When Seinfeld’s Elaine went on a date with an advisor to New York Mayor David Dinkins in a 1993 episode of the sitcom, she told him that if she were running for mayor, one of her campaign themes would be for everyone to “wear nametags all the time to make the city friendlier.” He liked her idea and convinced the mayor to give it a shot. But the experiment backfired so badly that the advisor lost his job.
Two decades later, some diehard Seinfeld fans are trying to bring Elaine’s idea back. On June 1, organizers of Nametag Day will pass out nametags throughout New York City between 11:00 a.m and 5:00 p.m. If Nametag Day becomes an annual event, it will join a long line of little-known holidays worldwide that celebrate everything from bubble wrap to barefeet.
So take out your calendar and mark down these offbeat occasions that you can celebrate every month of year. (Specific dates may vary from year to year, so check in advance to make sure you don’t miss your favorite “Day”.)
The Bloomington, Indiana, radio station Spirit 95 Radio started the holiday in 2001 and kicked it off with a Bubblympiad (a play on the word ‘Olympiad’) featuring a popping relay, Pop-a-Mole and displays of clothing and sculptures made out of bubble wrap. But no pressure: If you want to spend the day popping bubble wrap on the couch, that’s just fine too.

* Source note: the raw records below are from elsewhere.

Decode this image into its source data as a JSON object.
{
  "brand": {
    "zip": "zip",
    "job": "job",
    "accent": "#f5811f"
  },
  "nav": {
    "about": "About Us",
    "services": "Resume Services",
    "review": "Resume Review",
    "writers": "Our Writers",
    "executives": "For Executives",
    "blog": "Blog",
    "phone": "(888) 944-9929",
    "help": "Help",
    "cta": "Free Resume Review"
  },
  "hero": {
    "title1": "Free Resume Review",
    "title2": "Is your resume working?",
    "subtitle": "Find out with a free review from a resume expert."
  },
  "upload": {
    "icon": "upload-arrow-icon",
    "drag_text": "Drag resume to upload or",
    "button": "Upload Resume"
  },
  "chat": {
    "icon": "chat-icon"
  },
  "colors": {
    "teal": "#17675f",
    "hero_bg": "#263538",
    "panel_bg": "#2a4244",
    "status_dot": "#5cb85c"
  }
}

Bring a pillow and relive your slumber party days at one of these outdoor pillow fights in cities like New York, Washington D.C., South Korea, Budapest, London, and Buenos Aires. At the New York City event this year, some fastened sticks to their pillows and donned superhero masks, while others collapsed and surrendered, forming a giant heap of feathers and pillow stuffing.
Finally, a socially acceptable reason to walk around barefoot. Going sock-free for a day “will mean a little less laundry, thereby contributing to the betterment of the environment,” according to the day’s creators, Thomas and Ruth Roy. Offended sock lovers can boycott the holiday.
Inspired by the Seinfeld episode, volunteers will be handing out free nametags in Manhattan and Brooklyn to make the city “a little friendlier.”
“Walking your plants around the neighborhood enables them to know their environment, thereby providing them with a sense of knowing, bringing on wellness,” according to a description of the holiday, which is also copyrighted by Thomas and Ruth Roy.
In 1994, Turkmenistan President Saparmurat Niyazov established the national holiday to honor the nation’s melon growers and the “queen of the melon fields.” Throughout the capital of Ashgabat, there are ceremonial dances, concerts and large displays of melons – even free ones.
Each year, mateys don a black eye patch, drink grog, and insert “Arrr!” and “Ahoy!” into daily conversation. And if you decide to spend that day wooing a beauty or a swashbuckler, the official website for the holiday boasts an impressive glossary of pick-up lines such as, “Prepare to be boarded.”
If you’re from Cleveland or the Midwest, you know the drill. For the uninitiated, it’s a holiday created around 1922 by Cleveland confectioners, who started giving out candy to brighten people’s days. Think Valentine’s Day in October – or another way for Hallmark to guilt people into buying greeting cards.
Some spend the day after Thanksgiving going out and braving the lines for the best Black Friday specials, while others celebrate “Sinkie Day,” which has been honoring the “casual dining style” of eating over the kitchen sink since 1991.
The House of Representatives passed a resolution in 2002 to create the Dec. 12 holiday to recognize the red flower, which was named after Joel Roberts Poinsett, a former special envoy to Mexico and botany hobbyist. Poinsett brought the specimens from Mexico — where they are known as “flores de noche bueno” — into the U.S. in the 1820s and grew them in his South Carolina greenhouse.